The judgment of the district court is vacated and set aside and the cause remanded to the district court for further proceedings consistent with the views herein expressed.
"§ 257. Condemnation of realty for sites and other uses
"In every case in which the Secretary of the Treasury or any other officer of the Government has been, or hereafter shall be, authorized to procure real estate for the erection of a public building or for other public uses, he may acquire the same for the United States by condemnation, under judicial process, whenever in his opinion it is necessary or advantageous to the Government to do so, and the Attorney General of the United States, upon every application of the Secretary of the Treasury, under this section and section 258 of this title, or such other officer, shall cause proceedings to be commenced for condemnation within thirty days from receipt of the application at the Department of Justice."
Title 28 U.S.C.A. § 1358. "Eminent domain
"The district courts shall have original jurisdiction of all proceedings to condemn real estate for the use of the United States or its departments or agencies."
43 Code of Federal Regulations

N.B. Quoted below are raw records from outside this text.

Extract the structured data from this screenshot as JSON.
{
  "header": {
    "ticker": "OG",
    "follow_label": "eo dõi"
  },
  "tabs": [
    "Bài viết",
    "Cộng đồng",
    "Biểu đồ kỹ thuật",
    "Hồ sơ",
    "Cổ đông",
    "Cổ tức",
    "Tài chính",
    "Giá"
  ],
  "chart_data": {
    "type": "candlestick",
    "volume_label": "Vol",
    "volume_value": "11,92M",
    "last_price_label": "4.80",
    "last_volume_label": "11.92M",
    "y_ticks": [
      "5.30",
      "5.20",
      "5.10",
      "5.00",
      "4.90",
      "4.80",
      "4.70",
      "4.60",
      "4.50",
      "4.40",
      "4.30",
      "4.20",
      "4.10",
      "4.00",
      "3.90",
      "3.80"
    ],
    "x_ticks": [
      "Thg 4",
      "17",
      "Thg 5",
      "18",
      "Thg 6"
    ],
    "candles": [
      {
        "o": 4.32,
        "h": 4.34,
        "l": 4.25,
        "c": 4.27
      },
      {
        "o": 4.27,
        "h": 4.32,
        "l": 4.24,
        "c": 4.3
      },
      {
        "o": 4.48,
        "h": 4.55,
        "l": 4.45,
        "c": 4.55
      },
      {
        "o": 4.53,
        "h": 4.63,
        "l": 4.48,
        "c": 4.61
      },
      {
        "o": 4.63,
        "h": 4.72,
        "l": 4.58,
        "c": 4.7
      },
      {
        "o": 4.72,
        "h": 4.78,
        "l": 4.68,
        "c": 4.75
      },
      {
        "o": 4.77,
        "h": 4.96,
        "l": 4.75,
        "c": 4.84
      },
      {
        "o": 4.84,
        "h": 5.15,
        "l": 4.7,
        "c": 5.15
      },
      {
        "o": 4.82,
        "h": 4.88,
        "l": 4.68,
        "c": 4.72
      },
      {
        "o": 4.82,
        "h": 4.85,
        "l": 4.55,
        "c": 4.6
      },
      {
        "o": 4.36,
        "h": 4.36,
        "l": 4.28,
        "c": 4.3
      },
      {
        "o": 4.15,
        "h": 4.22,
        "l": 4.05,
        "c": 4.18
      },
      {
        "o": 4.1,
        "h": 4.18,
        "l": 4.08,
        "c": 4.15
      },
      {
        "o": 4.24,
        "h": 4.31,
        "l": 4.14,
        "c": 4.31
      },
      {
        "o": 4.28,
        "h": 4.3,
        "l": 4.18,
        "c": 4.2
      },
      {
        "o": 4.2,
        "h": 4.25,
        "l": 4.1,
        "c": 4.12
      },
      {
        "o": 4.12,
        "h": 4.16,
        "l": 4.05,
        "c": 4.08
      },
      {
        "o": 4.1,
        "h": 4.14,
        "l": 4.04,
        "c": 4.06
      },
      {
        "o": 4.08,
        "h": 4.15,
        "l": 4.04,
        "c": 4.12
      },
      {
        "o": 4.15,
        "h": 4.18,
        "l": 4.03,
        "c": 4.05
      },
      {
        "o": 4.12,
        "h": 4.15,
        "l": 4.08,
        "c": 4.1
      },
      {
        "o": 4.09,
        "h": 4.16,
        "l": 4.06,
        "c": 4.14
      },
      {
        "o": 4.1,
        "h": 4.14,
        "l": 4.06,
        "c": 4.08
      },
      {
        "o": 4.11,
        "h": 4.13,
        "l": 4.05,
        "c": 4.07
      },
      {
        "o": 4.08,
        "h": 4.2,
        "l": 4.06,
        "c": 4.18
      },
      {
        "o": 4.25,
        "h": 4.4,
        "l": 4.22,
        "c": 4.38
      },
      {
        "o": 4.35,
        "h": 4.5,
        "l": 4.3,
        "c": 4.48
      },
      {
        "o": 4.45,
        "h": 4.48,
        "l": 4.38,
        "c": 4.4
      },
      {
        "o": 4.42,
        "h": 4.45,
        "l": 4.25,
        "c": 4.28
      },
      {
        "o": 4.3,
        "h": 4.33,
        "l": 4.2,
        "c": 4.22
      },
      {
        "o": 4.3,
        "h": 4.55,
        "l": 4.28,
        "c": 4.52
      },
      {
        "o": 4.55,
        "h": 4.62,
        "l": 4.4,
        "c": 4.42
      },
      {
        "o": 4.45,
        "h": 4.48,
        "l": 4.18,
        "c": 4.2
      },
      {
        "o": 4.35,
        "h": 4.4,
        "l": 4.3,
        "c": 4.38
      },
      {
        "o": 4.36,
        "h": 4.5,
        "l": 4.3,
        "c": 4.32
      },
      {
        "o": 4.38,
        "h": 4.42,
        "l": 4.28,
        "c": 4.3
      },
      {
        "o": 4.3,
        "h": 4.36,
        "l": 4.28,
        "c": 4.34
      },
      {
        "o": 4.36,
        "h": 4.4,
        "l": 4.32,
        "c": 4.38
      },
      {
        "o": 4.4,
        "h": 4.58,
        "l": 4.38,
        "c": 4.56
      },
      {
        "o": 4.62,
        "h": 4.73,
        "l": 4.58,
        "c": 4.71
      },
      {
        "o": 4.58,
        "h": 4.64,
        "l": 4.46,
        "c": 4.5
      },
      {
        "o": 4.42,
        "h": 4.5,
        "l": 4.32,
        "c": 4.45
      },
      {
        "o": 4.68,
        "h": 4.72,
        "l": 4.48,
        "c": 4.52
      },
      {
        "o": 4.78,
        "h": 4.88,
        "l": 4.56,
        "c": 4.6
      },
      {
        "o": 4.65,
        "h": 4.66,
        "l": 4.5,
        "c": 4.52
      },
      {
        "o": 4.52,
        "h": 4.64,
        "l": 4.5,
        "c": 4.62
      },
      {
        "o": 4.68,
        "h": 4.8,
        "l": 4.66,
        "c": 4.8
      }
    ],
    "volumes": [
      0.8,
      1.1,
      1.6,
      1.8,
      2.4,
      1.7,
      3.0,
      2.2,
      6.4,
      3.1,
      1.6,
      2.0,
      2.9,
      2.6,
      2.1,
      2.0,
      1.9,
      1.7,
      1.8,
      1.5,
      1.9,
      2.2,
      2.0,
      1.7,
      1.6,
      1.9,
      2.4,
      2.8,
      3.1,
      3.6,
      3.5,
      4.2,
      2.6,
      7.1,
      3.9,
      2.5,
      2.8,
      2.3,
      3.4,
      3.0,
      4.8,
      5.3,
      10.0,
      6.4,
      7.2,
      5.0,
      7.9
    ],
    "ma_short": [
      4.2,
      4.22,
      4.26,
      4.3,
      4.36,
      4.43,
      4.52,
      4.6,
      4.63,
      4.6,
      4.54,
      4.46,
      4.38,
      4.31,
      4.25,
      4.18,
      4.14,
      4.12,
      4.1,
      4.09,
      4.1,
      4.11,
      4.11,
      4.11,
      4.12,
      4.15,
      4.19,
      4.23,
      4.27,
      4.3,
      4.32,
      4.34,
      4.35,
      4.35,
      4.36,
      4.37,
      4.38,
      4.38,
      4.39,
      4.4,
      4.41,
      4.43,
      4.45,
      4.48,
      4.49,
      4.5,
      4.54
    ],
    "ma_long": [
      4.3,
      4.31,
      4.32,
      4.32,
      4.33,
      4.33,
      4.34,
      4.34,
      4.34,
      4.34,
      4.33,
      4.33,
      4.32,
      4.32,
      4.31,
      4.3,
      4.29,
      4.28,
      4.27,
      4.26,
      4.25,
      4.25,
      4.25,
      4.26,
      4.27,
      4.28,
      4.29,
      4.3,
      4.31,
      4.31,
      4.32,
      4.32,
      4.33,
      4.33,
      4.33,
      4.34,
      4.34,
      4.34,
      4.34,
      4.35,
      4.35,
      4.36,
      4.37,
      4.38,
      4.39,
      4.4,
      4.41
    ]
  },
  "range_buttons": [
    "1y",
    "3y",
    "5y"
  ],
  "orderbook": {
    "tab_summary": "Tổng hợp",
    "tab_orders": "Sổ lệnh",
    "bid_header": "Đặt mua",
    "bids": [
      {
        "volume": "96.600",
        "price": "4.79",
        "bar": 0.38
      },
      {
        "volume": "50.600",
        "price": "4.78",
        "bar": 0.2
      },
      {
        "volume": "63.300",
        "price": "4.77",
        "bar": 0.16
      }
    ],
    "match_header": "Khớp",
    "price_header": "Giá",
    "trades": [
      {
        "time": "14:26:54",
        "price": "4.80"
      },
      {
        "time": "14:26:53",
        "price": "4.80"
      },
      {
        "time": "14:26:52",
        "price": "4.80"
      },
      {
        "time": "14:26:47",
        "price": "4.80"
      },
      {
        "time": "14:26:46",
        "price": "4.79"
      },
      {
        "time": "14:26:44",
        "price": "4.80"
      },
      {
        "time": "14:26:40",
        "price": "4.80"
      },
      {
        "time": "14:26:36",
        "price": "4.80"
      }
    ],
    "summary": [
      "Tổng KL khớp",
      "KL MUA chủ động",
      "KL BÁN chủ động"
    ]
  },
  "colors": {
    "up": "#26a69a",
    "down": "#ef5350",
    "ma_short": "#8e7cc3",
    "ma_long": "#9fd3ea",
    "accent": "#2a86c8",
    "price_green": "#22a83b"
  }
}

"§ 221.31 Right of appeal to the Secretary of the Interior. Any party adversely affected may appeal to the Secretary of the Interior from a final decision of the Director, whether such final decision is on an appeal or is an original decision, except from such a decision which, prior to promulgation, has been approved by the Secretary. No appeal, however, may be taken from a decision of the Director affirming a decision of a subordinate official of the Bureau in any case where the party adversely affected shall have failed to appeal from the decision of such official."